Have you had your 5 portions today?
Dried fruit, such as prunes can count towards one daily portion of fruit under the Government's '5 a day' initiative, (www.5aday.nhs.uk).
Just 3 California prunes (21-24g) is equivalent to 1 daily portion of fruit. So adding prunes to your breakfast bowl, or taking a handful when you get home in the evening will not only keep hunger at bay but will also be an easy step towards meeting your '5 a day' goal.
Other Benefits of California Prunes
Mood health and emotional wellbeing
It's now accepted that what we eat will have a bearing on our physical health, but there is now increasing evidence linking what we eat with our mental health, including mood and general wellbeing. Ensuring you eat a varied and balanced diet based largely on adequate amounts of complex carbohydrates, essential fats, high quality protein, vitamins, minerals and water is the best way to ensure a balanced mood and feelings of well being. So snacking on California prunes could contribute to improving our mental, emotional and physical wellbeing when included in a healthy balanced diet along with other fruit, raw vegetables, wholegrains, nuts, lean meat and oily fish, (refs).
Feeding Minds: the impact of food on mental health. Mental Health Foundation. January 2006 www.mentalhealth.org.uk
A pilot study investigating the effect of prune consumption on plaque pH carried out by Dr Wu from the University of Illinois-Chicago measured the effect of prune consumption on plaque pH compared to other common snack foods (e.g. other fruits, cookies). Preliminary results suggest that prunes do not cause a reduction in pH below the critical level which increases the risk of caries.

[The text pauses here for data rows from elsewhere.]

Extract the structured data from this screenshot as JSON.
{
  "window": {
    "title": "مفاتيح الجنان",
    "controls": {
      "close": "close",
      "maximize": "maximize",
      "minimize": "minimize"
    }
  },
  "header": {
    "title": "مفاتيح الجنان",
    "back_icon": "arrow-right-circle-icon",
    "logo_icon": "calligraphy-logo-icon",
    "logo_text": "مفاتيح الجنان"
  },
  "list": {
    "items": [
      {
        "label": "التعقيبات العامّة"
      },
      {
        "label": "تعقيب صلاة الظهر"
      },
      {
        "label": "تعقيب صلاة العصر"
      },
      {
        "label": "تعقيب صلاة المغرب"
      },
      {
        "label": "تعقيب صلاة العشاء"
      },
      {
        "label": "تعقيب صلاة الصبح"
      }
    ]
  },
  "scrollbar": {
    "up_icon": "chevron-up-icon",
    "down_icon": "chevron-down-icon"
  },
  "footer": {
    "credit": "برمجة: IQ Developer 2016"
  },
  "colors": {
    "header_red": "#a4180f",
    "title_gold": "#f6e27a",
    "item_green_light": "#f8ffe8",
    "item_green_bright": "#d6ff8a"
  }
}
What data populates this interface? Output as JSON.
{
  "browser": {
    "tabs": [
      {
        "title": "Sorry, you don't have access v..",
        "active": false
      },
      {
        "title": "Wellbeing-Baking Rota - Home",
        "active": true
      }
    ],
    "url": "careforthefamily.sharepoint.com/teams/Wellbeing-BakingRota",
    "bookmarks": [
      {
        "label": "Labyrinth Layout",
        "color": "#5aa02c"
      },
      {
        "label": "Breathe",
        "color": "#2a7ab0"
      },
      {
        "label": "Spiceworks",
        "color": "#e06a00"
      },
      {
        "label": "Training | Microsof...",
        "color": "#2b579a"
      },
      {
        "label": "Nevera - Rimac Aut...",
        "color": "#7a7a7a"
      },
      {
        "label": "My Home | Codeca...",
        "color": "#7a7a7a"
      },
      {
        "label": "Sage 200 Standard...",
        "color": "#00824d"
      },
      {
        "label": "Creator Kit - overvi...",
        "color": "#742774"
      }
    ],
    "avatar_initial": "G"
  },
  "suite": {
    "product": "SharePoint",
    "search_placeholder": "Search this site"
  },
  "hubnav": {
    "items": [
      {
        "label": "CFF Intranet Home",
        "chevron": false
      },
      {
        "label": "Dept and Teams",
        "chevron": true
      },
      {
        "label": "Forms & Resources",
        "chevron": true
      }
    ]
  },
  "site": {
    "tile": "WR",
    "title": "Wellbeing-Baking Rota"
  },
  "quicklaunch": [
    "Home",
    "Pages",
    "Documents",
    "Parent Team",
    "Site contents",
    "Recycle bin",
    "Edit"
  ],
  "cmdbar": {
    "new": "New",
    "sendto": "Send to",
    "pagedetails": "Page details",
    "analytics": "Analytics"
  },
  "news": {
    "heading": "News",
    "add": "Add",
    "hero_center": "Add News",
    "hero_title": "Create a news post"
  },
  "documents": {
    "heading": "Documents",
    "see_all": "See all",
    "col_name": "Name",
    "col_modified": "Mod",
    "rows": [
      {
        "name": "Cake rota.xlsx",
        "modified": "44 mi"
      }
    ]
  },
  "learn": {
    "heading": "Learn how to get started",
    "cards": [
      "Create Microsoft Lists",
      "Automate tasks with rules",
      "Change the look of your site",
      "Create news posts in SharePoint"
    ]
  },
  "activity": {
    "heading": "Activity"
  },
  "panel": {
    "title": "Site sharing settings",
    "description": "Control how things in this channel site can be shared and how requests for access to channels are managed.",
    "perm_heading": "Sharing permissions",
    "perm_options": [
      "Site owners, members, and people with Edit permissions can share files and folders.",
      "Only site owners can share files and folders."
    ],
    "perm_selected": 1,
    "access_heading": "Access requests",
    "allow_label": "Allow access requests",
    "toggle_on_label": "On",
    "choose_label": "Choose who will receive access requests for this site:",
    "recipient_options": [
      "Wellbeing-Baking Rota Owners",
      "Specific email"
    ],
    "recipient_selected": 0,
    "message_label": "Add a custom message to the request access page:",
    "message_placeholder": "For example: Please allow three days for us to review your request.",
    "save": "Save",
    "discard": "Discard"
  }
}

So eating prunes and other dried fruit may possibly not increase risk of dental caries as previously thought but further research is needed to confirm this.